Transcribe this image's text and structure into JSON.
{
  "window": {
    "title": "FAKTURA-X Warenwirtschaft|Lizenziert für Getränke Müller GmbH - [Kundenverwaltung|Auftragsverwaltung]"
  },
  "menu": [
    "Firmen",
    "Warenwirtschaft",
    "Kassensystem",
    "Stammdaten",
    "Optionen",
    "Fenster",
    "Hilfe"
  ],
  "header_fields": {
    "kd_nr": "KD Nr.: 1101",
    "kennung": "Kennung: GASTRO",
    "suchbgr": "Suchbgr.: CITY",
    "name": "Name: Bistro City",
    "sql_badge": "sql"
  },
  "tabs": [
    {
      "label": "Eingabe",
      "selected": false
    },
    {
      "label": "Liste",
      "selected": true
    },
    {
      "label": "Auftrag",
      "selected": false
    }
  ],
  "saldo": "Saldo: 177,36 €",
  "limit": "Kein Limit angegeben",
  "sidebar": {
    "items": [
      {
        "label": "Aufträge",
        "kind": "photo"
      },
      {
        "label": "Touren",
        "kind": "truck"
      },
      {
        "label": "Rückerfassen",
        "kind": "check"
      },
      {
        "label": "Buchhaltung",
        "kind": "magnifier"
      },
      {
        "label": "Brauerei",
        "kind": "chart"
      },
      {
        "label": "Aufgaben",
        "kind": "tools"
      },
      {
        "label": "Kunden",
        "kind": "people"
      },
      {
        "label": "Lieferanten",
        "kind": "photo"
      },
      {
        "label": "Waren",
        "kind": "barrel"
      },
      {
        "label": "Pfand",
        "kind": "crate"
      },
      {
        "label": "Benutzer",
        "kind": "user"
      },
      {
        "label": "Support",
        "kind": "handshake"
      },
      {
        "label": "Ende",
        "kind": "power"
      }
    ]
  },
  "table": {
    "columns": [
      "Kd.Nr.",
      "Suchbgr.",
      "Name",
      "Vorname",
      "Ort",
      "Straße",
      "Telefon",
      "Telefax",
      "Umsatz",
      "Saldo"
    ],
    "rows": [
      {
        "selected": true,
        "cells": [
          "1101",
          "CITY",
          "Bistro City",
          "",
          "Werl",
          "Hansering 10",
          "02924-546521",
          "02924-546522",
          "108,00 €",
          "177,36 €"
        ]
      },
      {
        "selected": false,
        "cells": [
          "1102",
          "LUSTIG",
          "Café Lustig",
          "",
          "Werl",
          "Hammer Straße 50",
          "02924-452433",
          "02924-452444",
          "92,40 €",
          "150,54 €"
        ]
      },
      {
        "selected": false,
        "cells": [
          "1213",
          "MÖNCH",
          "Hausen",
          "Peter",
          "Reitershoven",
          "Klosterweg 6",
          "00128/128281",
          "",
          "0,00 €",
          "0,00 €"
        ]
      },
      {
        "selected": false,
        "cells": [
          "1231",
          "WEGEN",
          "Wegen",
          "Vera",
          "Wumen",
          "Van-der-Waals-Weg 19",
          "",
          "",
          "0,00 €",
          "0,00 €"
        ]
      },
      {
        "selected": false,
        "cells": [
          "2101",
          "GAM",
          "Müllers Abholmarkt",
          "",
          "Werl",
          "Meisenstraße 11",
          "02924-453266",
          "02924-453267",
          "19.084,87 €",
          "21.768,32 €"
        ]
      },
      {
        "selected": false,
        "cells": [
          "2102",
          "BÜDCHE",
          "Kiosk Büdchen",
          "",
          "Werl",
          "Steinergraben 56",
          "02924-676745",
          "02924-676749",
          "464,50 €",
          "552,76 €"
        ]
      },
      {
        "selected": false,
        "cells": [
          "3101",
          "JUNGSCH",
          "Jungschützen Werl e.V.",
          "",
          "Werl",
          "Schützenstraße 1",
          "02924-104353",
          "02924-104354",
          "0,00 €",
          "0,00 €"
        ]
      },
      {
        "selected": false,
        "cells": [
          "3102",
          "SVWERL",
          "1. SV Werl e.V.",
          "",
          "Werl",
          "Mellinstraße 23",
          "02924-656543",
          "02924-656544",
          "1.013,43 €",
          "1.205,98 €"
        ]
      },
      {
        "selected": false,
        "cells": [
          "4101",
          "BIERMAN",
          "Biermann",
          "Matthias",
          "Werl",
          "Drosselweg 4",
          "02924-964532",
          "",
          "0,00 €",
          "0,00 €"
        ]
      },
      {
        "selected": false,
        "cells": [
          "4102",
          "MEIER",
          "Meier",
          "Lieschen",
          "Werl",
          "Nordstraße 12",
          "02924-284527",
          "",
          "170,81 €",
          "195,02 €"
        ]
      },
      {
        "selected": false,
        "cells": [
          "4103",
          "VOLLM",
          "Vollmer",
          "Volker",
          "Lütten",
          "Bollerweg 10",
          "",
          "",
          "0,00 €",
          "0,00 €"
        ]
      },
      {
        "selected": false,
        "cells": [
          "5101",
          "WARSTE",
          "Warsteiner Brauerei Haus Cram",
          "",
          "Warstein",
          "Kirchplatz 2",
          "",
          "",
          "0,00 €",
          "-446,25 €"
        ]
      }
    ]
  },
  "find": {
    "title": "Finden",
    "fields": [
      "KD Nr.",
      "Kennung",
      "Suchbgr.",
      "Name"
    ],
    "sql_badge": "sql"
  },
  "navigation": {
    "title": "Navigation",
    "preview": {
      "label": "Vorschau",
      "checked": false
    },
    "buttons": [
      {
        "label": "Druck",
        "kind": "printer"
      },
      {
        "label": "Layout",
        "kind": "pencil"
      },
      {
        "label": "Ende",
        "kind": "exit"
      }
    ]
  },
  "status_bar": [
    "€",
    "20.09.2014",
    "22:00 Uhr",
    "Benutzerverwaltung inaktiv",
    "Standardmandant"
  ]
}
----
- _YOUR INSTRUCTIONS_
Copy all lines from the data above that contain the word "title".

- _RESPONSE BELOW_
    "title": "FAKTURA-X Warenwirtschaft|Lizenziert für Getränke Müller GmbH - [Kundenverwaltung|Auftragsverwaltung]"
    "title": "Finden",
    "title": "Navigation",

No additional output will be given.